The port side stabiliser is also not brilliantly fitted, and there is a fair bit of glue on the base of the vertical. In addition the same horizontal stabiliser and has a flash of silver paint that’s somehow gotten onto to the upper surface.
Well we have the wrong blue, the wrong under-body grey, the wrong fan colour, the wrong nacelles colour, the wrong yellow logo colour, the wrong landing gear hydraulics and wheel centre colours. Now if you don’t mind the lack of accuracy, the almost-but not-quite approach, and it passes for you, enjoy. But really, Phoenix need to try much harder to get details like this right, it’s what we pay them for! But then again they’ve been around over ten years now and they still screw stuff up, so what’s the chances?
8.Score and conclusions
- -6 nacelle colour fail
- -2 fan colour fail
- -3 landing gear colour fail
- -6 tail colour/upper fin colour fail
- -4 all logos colour fail
- -4 under-body colour fail
25/50 for accuracy
- -2 for sharp mould under engine rims
- -1 for the poorly fitted port stabiliser
- -1 for the silver paint issue on the point stabiliser
- -1 for excess glue on the vertical stabiliser
- -1 for the poor paint on the starboard upper MAX AT winglet to wing area
44/50 for Quality
Overall score 69%
So, it’s all about the colour, because other than that it’s a reasonably decent model. Phoenix seem to have lost that grip they had on colour recently, they clearly don’t ask anyone’s opinion – as they did with the Eurowings and Air Belgium A343’s which were so spectacularly successful. But this, a mediocre attempt at colour on a model that is basically now a good mould. Why do Phoenix always make it so difficult for themselves?

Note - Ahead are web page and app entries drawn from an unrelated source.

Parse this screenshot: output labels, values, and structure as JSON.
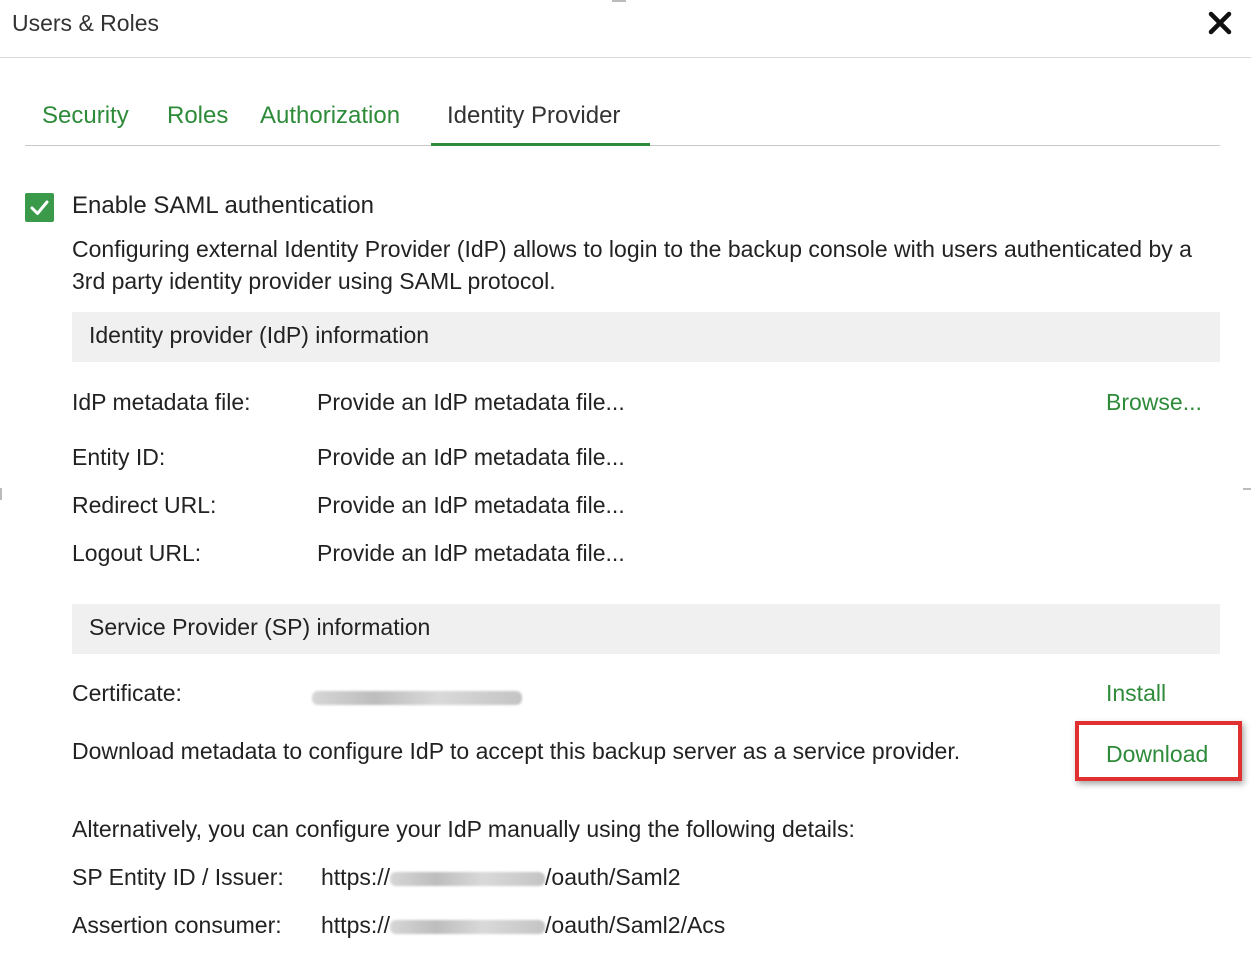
{
  "window": {
    "title": "Users & Roles"
  },
  "tabs": [
    {
      "label": "Security"
    },
    {
      "label": "Roles"
    },
    {
      "label": "Authorization"
    },
    {
      "label": "Identity Provider",
      "active": true
    }
  ],
  "saml": {
    "enable_label": "Enable SAML authentication",
    "enabled": true,
    "description": "Configuring external Identity Provider (IdP) allows to login to the backup console with users authenticated by a 3rd party identity provider using SAML protocol."
  },
  "idp_section": {
    "header": "Identity provider (IdP) information",
    "metadata_file_label": "IdP metadata file:",
    "metadata_file_value": "Provide an IdP metadata file...",
    "browse_label": "Browse...",
    "entity_id_label": "Entity ID:",
    "entity_id_value": "Provide an IdP metadata file...",
    "redirect_url_label": "Redirect URL:",
    "redirect_url_value": "Provide an IdP metadata file...",
    "logout_url_label": "Logout URL:",
    "logout_url_value": "Provide an IdP metadata file..."
  },
  "sp_section": {
    "header": "Service Provider (SP) information",
    "certificate_label": "Certificate:",
    "install_label": "Install",
    "download_text": "Download metadata to configure IdP to accept this backup server as a service provider.",
    "download_label": "Download",
    "alternative_text": "Alternatively, you can configure your IdP manually using the following details:",
    "entity_issuer_label": "SP Entity ID / Issuer:",
    "entity_issuer_prefix": "https://",
    "entity_issuer_suffix": "/oauth/Saml2",
    "assertion_label": "Assertion consumer:",
    "assertion_prefix": "https://",
    "assertion_suffix": "/oauth/Saml2/Acs"
  },
  "colors": {
    "accent": "#2e8b3a",
    "highlight": "#e03030",
    "section_bg": "#f0f0f0"
  }
}
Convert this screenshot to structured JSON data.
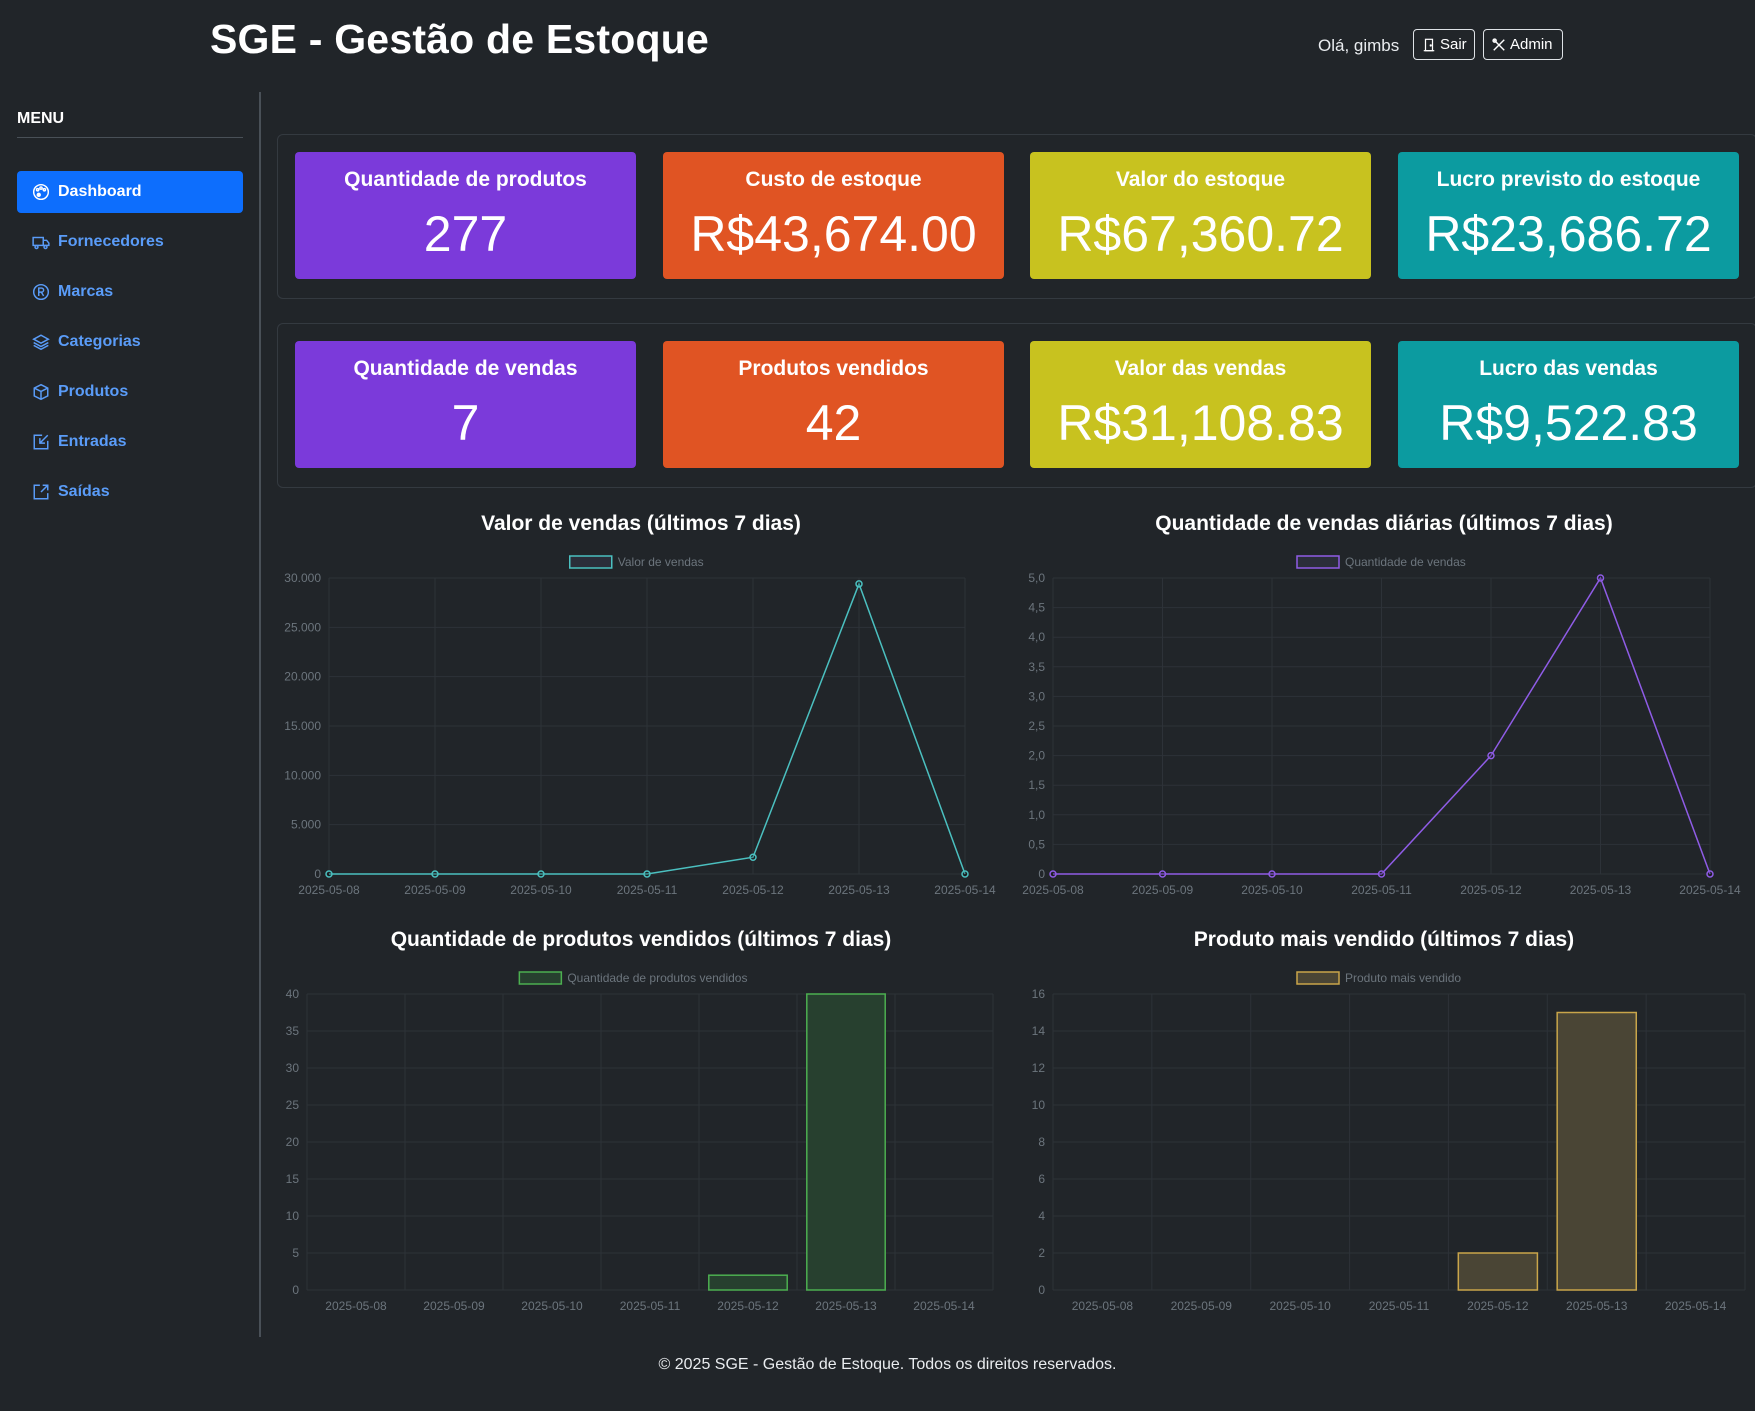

There is a good point. It’s way, way better than the Aeroclassics version!